Burns rode a hot putter all week, a flatstick that might not be quite as good now if it wasn’t for some smart negotiating when he was in middle school. It was around that time when he decided to really invest in golf, and not football. And at the time, his mother wasn’t thrilled. After all, Burns’ dad and brother both played football collegiately, but when Sam was in 8th grade he realized where his heart was. He was going to quit football and focus on golf.
Although he wasn’t able to quit right then. His mother, Beth, got one more football season out of him. How? She promised a backyard putting green — but not just any makeshift green. “What kind of a green?” Todd Burns, Sam’s father, asked.
“Like the Toms have; he has a nice putting green,” said Beth, in a story told to Nola.com in a 2018 profile on Sam.
“My gosh, those things are expensive,” Todd said. “David Toms is a PGA player.”
“You have to do it, because I told Sam you would,” Beth said.
On Sunday night, fresh off his three-stroke win, Sam Burns relived that story again.
“[My mom] was just devastated because that was all she ever knew was Friday night watching football,” he said. “And I said, Well, mom, how about if I played one more year, we can have a little putting green in the backyard. That way I can still practice after football practice. She goes, ‘Okay.’”
It’s paid off. Burns ranks 22nd on Tour in Strokes Gained: Putting and was third in that category at the Valspar, gaining more than nine strokes on the field.
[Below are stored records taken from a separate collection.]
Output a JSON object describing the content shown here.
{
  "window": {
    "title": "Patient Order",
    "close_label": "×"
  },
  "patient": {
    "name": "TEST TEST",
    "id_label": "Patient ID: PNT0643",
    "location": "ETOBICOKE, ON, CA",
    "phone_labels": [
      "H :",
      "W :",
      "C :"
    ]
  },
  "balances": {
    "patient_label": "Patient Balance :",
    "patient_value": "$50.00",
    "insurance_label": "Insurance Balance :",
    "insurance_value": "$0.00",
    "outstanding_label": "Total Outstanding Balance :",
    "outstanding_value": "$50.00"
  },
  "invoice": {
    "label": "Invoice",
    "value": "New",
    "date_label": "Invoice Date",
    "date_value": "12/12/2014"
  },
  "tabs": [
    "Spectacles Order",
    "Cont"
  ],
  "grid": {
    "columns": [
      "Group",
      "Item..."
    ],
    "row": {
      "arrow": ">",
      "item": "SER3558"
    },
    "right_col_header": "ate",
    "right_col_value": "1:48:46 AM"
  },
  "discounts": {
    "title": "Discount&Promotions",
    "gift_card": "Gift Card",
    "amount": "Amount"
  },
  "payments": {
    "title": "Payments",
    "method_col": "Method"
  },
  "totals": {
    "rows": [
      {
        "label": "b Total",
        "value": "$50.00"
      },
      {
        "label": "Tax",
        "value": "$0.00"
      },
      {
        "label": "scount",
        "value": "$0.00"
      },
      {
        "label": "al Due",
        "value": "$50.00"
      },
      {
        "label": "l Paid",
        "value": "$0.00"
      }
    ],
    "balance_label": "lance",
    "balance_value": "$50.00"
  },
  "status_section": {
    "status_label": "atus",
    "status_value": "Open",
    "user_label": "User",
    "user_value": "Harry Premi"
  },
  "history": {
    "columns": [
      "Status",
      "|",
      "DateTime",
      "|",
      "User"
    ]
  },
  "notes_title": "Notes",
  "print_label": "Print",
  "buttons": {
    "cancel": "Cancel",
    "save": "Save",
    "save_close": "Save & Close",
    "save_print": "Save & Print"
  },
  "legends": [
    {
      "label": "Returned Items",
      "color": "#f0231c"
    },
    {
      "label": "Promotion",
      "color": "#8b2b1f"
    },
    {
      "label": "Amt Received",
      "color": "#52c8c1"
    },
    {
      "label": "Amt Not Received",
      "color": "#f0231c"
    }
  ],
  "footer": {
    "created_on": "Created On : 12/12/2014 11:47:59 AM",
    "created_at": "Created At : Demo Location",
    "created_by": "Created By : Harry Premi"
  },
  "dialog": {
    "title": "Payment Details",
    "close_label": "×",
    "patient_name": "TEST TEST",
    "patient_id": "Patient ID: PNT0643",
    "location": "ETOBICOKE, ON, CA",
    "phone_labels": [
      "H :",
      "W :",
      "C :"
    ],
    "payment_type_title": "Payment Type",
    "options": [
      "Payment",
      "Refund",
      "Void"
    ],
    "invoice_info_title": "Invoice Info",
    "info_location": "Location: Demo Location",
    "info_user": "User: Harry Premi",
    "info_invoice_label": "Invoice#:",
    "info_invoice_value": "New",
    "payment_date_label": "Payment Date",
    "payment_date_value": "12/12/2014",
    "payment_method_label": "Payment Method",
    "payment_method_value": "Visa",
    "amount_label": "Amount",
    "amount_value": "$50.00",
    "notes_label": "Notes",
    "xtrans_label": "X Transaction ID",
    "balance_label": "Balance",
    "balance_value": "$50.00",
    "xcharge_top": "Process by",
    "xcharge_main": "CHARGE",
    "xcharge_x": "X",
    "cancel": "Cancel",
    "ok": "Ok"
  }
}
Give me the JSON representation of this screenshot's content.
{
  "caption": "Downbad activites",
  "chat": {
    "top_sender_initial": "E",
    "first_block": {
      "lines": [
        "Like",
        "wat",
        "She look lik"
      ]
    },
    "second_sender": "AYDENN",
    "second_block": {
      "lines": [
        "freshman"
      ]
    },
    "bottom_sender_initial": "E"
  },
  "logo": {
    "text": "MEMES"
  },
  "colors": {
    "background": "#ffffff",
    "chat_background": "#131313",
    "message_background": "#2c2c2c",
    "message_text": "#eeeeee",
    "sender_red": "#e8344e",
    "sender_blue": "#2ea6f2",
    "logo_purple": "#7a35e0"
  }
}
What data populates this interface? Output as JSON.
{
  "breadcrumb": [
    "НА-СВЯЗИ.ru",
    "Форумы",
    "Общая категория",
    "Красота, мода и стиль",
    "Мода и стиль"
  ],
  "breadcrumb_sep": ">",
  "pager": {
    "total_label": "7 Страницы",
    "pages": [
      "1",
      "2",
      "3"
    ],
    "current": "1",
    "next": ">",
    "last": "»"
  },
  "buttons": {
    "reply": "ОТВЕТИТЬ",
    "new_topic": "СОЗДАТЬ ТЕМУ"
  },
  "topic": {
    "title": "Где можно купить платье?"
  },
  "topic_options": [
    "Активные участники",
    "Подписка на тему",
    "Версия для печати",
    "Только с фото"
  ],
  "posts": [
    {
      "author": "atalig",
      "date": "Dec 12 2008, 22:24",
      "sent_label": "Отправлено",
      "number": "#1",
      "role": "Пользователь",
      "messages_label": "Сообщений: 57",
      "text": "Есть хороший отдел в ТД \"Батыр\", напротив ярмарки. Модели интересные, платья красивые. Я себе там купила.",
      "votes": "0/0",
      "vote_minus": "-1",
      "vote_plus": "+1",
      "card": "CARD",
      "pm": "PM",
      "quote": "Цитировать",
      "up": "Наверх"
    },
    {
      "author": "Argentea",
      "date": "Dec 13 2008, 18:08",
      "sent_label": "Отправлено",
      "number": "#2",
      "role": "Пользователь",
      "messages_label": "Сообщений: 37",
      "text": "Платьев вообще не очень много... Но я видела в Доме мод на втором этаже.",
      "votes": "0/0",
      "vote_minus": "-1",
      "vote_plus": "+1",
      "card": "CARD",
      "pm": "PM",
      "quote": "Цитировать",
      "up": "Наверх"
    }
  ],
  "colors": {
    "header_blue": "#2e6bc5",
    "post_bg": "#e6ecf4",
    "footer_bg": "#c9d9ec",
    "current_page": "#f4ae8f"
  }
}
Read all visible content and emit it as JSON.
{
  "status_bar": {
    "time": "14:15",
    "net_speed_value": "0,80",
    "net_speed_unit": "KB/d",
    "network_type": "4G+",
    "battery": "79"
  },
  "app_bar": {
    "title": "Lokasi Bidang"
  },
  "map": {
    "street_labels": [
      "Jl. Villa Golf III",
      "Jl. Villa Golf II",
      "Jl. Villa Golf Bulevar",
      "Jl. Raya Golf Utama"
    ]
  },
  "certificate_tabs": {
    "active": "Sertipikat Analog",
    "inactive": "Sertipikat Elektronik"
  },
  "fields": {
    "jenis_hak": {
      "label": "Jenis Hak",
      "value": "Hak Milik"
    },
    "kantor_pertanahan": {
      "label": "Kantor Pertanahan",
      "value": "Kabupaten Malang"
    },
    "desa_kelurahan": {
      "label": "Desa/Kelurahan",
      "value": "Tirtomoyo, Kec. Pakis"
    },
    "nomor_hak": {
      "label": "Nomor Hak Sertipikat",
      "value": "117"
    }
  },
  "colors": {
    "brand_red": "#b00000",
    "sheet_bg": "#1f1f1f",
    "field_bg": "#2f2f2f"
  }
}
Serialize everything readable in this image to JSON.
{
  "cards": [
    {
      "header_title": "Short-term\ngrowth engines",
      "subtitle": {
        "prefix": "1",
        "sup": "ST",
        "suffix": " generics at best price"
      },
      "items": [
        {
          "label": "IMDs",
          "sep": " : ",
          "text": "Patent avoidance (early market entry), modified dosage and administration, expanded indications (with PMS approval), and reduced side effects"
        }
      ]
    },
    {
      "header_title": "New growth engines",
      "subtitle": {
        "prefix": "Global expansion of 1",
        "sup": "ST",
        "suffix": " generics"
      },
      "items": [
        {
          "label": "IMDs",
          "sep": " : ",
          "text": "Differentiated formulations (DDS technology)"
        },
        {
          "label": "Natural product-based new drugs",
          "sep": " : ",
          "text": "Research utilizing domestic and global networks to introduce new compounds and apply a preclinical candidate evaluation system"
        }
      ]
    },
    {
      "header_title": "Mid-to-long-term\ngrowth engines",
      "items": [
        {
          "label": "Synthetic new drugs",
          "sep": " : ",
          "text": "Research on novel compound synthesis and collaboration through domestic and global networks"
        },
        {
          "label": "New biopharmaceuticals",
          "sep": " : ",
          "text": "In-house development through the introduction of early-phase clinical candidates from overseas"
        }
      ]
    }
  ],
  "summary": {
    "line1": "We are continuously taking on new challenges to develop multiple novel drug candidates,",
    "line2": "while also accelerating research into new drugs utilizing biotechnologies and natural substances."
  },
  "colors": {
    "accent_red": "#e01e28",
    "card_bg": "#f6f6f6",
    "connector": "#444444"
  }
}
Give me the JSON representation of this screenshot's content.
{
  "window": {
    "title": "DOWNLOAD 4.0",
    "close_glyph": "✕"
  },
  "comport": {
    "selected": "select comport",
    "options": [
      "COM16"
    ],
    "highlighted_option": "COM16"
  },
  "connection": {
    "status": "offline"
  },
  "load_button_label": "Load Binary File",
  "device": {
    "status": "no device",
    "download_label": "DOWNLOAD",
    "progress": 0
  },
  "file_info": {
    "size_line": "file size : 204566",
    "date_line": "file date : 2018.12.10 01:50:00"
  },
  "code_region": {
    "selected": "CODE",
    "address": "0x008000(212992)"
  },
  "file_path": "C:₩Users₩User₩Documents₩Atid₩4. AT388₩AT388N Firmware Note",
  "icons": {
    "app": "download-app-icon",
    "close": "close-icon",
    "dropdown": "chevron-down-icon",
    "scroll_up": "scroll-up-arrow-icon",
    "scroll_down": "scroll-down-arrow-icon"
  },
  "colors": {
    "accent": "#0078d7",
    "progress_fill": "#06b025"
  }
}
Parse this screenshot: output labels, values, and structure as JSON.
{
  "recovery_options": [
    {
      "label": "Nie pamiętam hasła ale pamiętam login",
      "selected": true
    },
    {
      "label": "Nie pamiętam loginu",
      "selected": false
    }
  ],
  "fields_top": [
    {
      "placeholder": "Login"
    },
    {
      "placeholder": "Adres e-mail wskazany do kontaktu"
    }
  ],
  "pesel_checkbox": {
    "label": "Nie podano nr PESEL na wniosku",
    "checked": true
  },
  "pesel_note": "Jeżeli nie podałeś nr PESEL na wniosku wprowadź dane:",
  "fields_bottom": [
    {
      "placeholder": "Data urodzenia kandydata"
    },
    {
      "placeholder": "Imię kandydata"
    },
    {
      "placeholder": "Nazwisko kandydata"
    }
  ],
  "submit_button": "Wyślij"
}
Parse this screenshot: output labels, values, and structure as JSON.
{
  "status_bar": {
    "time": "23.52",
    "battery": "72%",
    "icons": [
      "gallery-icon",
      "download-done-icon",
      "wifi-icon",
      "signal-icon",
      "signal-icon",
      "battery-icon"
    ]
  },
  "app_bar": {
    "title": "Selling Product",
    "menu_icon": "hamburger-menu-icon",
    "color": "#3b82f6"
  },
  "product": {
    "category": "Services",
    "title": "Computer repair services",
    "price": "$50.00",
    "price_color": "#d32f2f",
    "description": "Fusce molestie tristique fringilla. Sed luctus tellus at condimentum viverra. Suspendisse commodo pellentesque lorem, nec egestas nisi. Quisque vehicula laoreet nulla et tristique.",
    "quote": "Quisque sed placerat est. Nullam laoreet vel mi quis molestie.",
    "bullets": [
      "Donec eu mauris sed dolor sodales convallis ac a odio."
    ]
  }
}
He’s also now $1.242 million richer, has a PGA Tour card locked up through the 2022-23 season and is going to this year’s 2021 PGA Championship. A worthy backyard investment, for sure.